# What is expected:
Output all of the records again, exactly as written.

[Page and application data records]
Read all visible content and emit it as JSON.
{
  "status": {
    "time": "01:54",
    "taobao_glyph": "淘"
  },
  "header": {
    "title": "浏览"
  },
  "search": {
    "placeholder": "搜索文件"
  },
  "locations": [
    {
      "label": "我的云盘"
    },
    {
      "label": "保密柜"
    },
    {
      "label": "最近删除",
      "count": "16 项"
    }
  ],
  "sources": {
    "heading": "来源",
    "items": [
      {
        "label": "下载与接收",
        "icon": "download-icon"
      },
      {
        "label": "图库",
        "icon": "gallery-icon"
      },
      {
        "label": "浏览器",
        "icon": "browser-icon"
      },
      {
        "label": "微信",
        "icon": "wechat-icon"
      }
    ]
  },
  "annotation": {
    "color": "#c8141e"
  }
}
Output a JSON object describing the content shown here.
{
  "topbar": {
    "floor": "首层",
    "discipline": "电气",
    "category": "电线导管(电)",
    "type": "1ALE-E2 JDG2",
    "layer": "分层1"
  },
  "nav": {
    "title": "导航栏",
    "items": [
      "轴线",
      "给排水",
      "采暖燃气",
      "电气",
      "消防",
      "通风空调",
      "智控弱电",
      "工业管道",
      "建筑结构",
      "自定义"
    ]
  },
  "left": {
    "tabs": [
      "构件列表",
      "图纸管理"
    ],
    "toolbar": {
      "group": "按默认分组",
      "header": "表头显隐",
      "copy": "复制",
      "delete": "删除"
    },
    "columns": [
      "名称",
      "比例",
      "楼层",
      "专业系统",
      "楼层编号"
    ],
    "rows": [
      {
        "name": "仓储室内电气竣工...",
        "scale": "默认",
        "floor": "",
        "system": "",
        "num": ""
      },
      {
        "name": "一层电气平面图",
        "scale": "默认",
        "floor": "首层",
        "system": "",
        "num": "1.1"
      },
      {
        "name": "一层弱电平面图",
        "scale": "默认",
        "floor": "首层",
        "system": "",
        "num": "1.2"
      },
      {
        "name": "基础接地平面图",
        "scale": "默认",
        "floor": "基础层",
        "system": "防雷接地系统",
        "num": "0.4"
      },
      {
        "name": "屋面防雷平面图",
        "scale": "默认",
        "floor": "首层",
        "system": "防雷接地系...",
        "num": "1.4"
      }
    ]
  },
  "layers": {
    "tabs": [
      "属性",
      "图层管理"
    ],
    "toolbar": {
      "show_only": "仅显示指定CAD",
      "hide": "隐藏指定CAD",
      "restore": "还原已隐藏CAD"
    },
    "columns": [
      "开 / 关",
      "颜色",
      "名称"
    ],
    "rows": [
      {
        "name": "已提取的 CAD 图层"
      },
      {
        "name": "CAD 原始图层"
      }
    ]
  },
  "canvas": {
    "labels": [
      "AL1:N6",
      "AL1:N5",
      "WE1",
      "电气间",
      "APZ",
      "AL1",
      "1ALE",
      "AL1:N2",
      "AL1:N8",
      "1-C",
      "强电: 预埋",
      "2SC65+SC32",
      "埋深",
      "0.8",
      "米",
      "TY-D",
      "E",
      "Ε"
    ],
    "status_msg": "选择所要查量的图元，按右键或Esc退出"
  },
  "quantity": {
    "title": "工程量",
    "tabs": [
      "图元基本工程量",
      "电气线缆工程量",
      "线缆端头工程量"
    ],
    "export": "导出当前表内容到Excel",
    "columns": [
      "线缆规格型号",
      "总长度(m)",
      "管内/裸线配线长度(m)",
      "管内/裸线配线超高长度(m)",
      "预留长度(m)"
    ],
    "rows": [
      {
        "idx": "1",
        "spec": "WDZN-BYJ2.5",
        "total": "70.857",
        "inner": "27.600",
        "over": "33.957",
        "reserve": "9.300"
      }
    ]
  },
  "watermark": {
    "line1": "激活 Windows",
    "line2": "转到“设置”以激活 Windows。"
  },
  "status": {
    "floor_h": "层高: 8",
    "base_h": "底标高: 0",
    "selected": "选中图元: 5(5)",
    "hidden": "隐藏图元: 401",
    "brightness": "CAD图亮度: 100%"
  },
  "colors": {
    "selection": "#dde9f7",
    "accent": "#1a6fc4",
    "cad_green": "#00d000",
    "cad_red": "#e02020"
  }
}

# Expected answer:
Read all visible content and emit it as JSON.
{
  "status": {
    "time": "01:54",
    "taobao_glyph": "淘"
  },
  "header": {
    "title": "浏览"
  },
  "search": {
    "placeholder": "搜索文件"
  },
  "locations": [
    {
      "label": "我的云盘"
    },
    {
      "label": "保密柜"
    },
    {
      "label": "最近删除",
      "count": "16 项"
    }
  ],
  "sources": {
    "heading": "来源",
    "items": [
      {
        "label": "下载与接收",
        "icon": "download-icon"
      },
      {
        "label": "图库",
        "icon": "gallery-icon"
      },
      {
        "label": "浏览器",
        "icon": "browser-icon"
      },
      {
        "label": "微信",
        "icon": "wechat-icon"
      }
    ]
  },
  "annotation": {
    "color": "#c8141e"
  }
}
Output a JSON object describing the content shown here.
{
  "topbar": {
    "floor": "首层",
    "discipline": "电气",
    "category": "电线导管(电)",
    "type": "1ALE-E2 JDG2",
    "layer": "分层1"
  },
  "nav": {
    "title": "导航栏",
    "items": [
      "轴线",
      "给排水",
      "采暖燃气",
      "电气",
      "消防",
      "通风空调",
      "智控弱电",
      "工业管道",
      "建筑结构",
      "自定义"
    ]
  },
  "left": {
    "tabs": [
      "构件列表",
      "图纸管理"
    ],
    "toolbar": {
      "group": "按默认分组",
      "header": "表头显隐",
      "copy": "复制",
      "delete": "删除"
    },
    "columns": [
      "名称",
      "比例",
      "楼层",
      "专业系统",
      "楼层编号"
    ],
    "rows": [
      {
        "name": "仓储室内电气竣工...",
        "scale": "默认",
        "floor": "",
        "system": "",
        "num": ""
      },
      {
        "name": "一层电气平面图",
        "scale": "默认",
        "floor": "首层",
        "system": "",
        "num": "1.1"
      },
      {
        "name": "一层弱电平面图",
        "scale": "默认",
        "floor": "首层",
        "system": "",
        "num": "1.2"
      },
      {
        "name": "基础接地平面图",
        "scale": "默认",
        "floor": "基础层",
        "system": "防雷接地系统",
        "num": "0.4"
      },
      {
        "name": "屋面防雷平面图",
        "scale": "默认",
        "floor": "首层",
        "system": "防雷接地系...",
        "num": "1.4"
      }
    ]
  },
  "layers": {
    "tabs": [
      "属性",
      "图层管理"
    ],
    "toolbar": {
      "show_only": "仅显示指定CAD",
      "hide": "隐藏指定CAD",
      "restore": "还原已隐藏CAD"
    },
    "columns": [
      "开 / 关",
      "颜色",
      "名称"
    ],
    "rows": [
      {
        "name": "已提取的 CAD 图层"
      },
      {
        "name": "CAD 原始图层"
      }
    ]
  },
  "canvas": {
    "labels": [
      "AL1:N6",
      "AL1:N5",
      "WE1",
      "电气间",
      "APZ",
      "AL1",
      "1ALE",
      "AL1:N2",
      "AL1:N8",
      "1-C",
      "强电: 预埋",
      "2SC65+SC32",
      "埋深",
      "0.8",
      "米",
      "TY-D",
      "E",
      "Ε"
    ],
    "status_msg": "选择所要查量的图元，按右键或Esc退出"
  },
  "quantity": {
    "title": "工程量",
    "tabs": [
      "图元基本工程量",
      "电气线缆工程量",
      "线缆端头工程量"
    ],
    "export": "导出当前表内容到Excel",
    "columns": [
      "线缆规格型号",
      "总长度(m)",
      "管内/裸线配线长度(m)",
      "管内/裸线配线超高长度(m)",
      "预留长度(m)"
    ],
    "rows": [
      {
        "idx": "1",
        "spec": "WDZN-BYJ2.5",
        "total": "70.857",
        "inner": "27.600",
        "over": "33.957",
        "reserve": "9.300"
      }
    ]
  },
  "watermark": {
    "line1": "激活 Windows",
    "line2": "转到“设置”以激活 Windows。"
  },
  "status": {
    "floor_h": "层高: 8",
    "base_h": "底标高: 0",
    "selected": "选中图元: 5(5)",
    "hidden": "隐藏图元: 401",
    "brightness": "CAD图亮度: 100%"
  },
  "colors": {
    "selection": "#dde9f7",
    "accent": "#1a6fc4",
    "cad_green": "#00d000",
    "cad_red": "#e02020"
  }
}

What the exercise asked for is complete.